TO DO: Word for word, restate every line of the material.

AVAILABLE RECORDS:
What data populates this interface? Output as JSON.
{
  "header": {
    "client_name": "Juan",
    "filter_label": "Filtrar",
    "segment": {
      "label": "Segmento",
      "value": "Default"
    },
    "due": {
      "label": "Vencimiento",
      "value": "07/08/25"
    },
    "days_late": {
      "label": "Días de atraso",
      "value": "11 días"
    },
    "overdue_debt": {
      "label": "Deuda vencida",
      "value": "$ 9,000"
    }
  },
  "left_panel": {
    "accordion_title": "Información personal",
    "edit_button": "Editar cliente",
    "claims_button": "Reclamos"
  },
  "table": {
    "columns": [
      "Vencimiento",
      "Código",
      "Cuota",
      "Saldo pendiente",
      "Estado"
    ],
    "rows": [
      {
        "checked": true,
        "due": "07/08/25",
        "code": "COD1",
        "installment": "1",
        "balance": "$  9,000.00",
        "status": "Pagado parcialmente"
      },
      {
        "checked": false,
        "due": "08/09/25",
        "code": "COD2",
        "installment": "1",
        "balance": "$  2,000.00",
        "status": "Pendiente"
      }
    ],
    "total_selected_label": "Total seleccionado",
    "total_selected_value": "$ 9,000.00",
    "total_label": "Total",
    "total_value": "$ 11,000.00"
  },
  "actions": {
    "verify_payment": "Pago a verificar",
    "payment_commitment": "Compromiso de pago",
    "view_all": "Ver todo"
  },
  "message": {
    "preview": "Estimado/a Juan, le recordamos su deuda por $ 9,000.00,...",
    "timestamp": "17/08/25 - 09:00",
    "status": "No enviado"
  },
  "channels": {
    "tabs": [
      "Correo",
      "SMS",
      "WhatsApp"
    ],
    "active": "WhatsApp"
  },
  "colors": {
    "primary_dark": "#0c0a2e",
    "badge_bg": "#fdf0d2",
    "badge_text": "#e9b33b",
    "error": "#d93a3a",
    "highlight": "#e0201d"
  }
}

SOLUTION:
What data populates this interface? Output as JSON.
{
  "header": {
    "client_name": "Juan",
    "filter_label": "Filtrar",
    "segment": {
      "label": "Segmento",
      "value": "Default"
    },
    "due": {
      "label": "Vencimiento",
      "value": "07/08/25"
    },
    "days_late": {
      "label": "Días de atraso",
      "value": "11 días"
    },
    "overdue_debt": {
      "label": "Deuda vencida",
      "value": "$ 9,000"
    }
  },
  "left_panel": {
    "accordion_title": "Información personal",
    "edit_button": "Editar cliente",
    "claims_button": "Reclamos"
  },
  "table": {
    "columns": [
      "Vencimiento",
      "Código",
      "Cuota",
      "Saldo pendiente",
      "Estado"
    ],
    "rows": [
      {
        "checked": true,
        "due": "07/08/25",
        "code": "COD1",
        "installment": "1",
        "balance": "$  9,000.00",
        "status": "Pagado parcialmente"
      },
      {
        "checked": false,
        "due": "08/09/25",
        "code": "COD2",
        "installment": "1",
        "balance": "$  2,000.00",
        "status": "Pendiente"
      }
    ],
    "total_selected_label": "Total seleccionado",
    "total_selected_value": "$ 9,000.00",
    "total_label": "Total",
    "total_value": "$ 11,000.00"
  },
  "actions": {
    "verify_payment": "Pago a verificar",
    "payment_commitment": "Compromiso de pago",
    "view_all": "Ver todo"
  },
  "message": {
    "preview": "Estimado/a Juan, le recordamos su deuda por $ 9,000.00,...",
    "timestamp": "17/08/25 - 09:00",
    "status": "No enviado"
  },
  "channels": {
    "tabs": [
      "Correo",
      "SMS",
      "WhatsApp"
    ],
    "active": "WhatsApp"
  },
  "colors": {
    "primary_dark": "#0c0a2e",
    "badge_bg": "#fdf0d2",
    "badge_text": "#e9b33b",
    "error": "#d93a3a",
    "highlight": "#e0201d"
  }
}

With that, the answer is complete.